Top of PROVIDED RECORDS

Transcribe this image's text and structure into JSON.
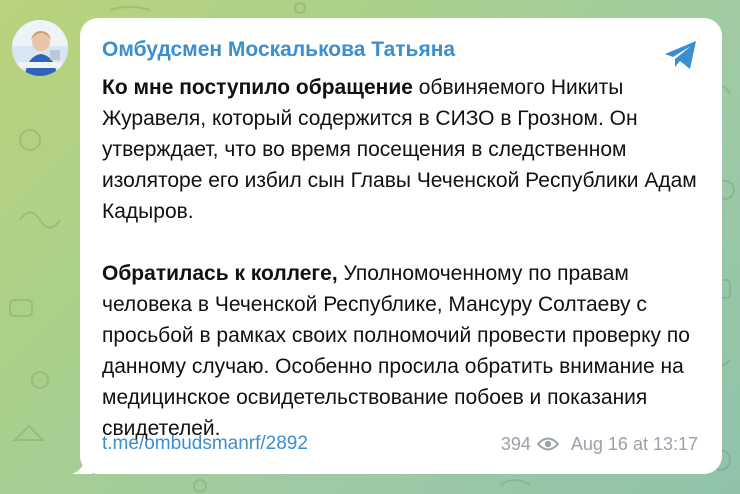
{
  "channel": {
    "name": "Омбудсмен Москалькова Татьяна",
    "avatar_icon": "channel-avatar"
  },
  "message": {
    "paragraph1_bold": "Ко мне поступило обращение",
    "paragraph1_rest": " обвиняемого Никиты Журавеля, который содержится в СИЗО в Грозном. Он утверждает, что во время посещения в следственном изоляторе его избил сын Главы Чеченской Республики Адам Кадыров.",
    "paragraph2_bold": "Обратилась к коллеге,",
    "paragraph2_rest": " Уполномоченному по правам человека в Чеченской Республике, Мансуру Солтаеву с просьбой в рамках своих полномочий провести проверку по данному случаю. Особенно просила обратить внимание на медицинское освидетельствование побоев и показания свидетелей."
  },
  "footer": {
    "link": "t.me/ombudsmanrf/2892",
    "views": "394",
    "timestamp": "Aug 16 at 13:17"
  },
  "icons": {
    "share": "telegram-share-icon",
    "views": "eye-icon"
  },
  "colors": {
    "accent": "#3a8fd1",
    "text": "#111111",
    "muted": "#9aa1a8",
    "bubble": "#ffffff",
    "background": "#a9cf8d"
  }
}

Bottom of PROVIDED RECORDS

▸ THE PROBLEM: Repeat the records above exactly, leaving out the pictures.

▸ SOLUTION:
Transcribe this image's text and structure into JSON.
{
  "channel": {
    "name": "Омбудсмен Москалькова Татьяна",
    "avatar_icon": "channel-avatar"
  },
  "message": {
    "paragraph1_bold": "Ко мне поступило обращение",
    "paragraph1_rest": " обвиняемого Никиты Журавеля, который содержится в СИЗО в Грозном. Он утверждает, что во время посещения в следственном изоляторе его избил сын Главы Чеченской Республики Адам Кадыров.",
    "paragraph2_bold": "Обратилась к коллеге,",
    "paragraph2_rest": " Уполномоченному по правам человека в Чеченской Республике, Мансуру Солтаеву с просьбой в рамках своих полномочий провести проверку по данному случаю. Особенно просила обратить внимание на медицинское освидетельствование побоев и показания свидетелей."
  },
  "footer": {
    "link": "t.me/ombudsmanrf/2892",
    "views": "394",
    "timestamp": "Aug 16 at 13:17"
  },
  "icons": {
    "share": "telegram-share-icon",
    "views": "eye-icon"
  },
  "colors": {
    "accent": "#3a8fd1",
    "text": "#111111",
    "muted": "#9aa1a8",
    "bubble": "#ffffff",
    "background": "#a9cf8d"
  }
}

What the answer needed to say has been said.